Adopting a values-forward stance in this way makes a strong case for protecting Trust & Safety work under the First Amendment, and allows users to decide if that space is aligned with their own personal values. In doing so, they can decide if it's a space that's right for them.

Sometimes, it might not be, and that's ok too. But it's only through proactive communication of those values that users can decide.

You ask, I answer

Send me your questions — or things you need help to think through — and I'll answer them in an upcoming edition of T&S Insider, only with Everything in Moderation*

Get in touch

Career resources

As I sit down to write this, it's International Women's Day. Navigating my career as a woman in tech hasn't been easy. When I started working at a tech startup in 2010, I was almost always the only woman in the room. It wasn't until 2017 that another woman joined me in leadership meetings, and it wasn't until 2023 (yes, last year!) that I had a female manager for the first time.

I remember recommending my workplace to other women by saying, with astonishment, "the men usually listen to you and actually respect your opinions!" Sadly, that's not a given in a tech company, and still something that I check for when vetting organisations today.

It didn't help that the practice of Trust & Safety was extremely new. So, while I have had the fortune of leading T&S teams at some of the internet's largest companies, it also means that I have never had a mentor in the field and I have never directly reported to another T&S professional. Essentially, I have had to figure it out as I go.

Luckily, things have evolved, even though they're still not perfect. Our industry has communities like the Integrity Institute and the Trust & Safety Professional Association, and T&S professionals are some of the most diverse, inclusive, and thoughtful folks around.

A new resource — Leadership Advice for New Trust & Safety Leaders by Bri Riggio — outlines helpful advice I wish I'd had back then. Riggio interviewed 10 leaders in T&S and organised their advice and wisdom into themes, including actionable advice and tips. There's great advice about avoiding burnout, managing teams, aligning to company values, and, in particular, seeking out help:

While easier said than done, building a support network for yourself will be critical for longer-term resilience and sustainability in this work. Having others to lean on can also help you become a better advocate and leader for others.

Being a mentor has been one of the most rewarding things I've done in my career, and it's been an honour to provide support and advice to others. If you're looking for mentorship (or to be a mentor), here are some T&S mentorship programs:

  • Trust & Safety Coffee Chats from the Trust & Safety Professional Association - many of the mentors are open to talking with folks who aren't TSPA members. You can book a mentorship chat directly from each mentor's page.
  • Responsible Tech Mentorship Program from All Tech is Human - this is an organised programme where mentees are matched in a group with a mentor, meeting regularly.
  • T&S Mentorship Match from Jeff Dunn - an informal spreadsheet of mentors who are willing to be contacted. If you want to sign up to be a mentor, you can do so here.

Also worth reading

Instagram's uneasy rise as a news site (New York Times)
Why? This highlights some of the struggles in defining what a platform is for, what their values are, and how to enforce. Instagram leadership has said they want to de-emphasise news content, but their users often go to their platform for news.

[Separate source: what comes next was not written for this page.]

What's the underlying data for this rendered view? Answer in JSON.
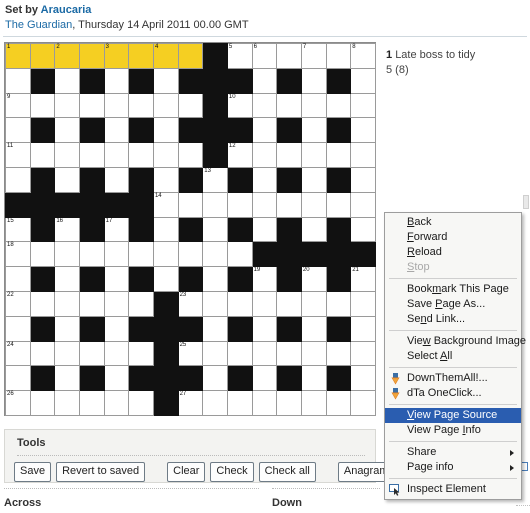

The Known Unknowns of Online Election Interference (The Klonickles)
Why? In a year of global elections, technology is accelerating the potential for election interference. Two emerging areas to watch: the deceptive power of AI generated audio, and the effects of social media platform decentralisation.

Meta's Data Dance with it's Oversight Board (Platformer)
Why? Meta's Oversight Board is a promising model for platform governance oversight, but in order for them to know if their recommendations are being put into action, they need access to data. Meta isn't always forthcoming.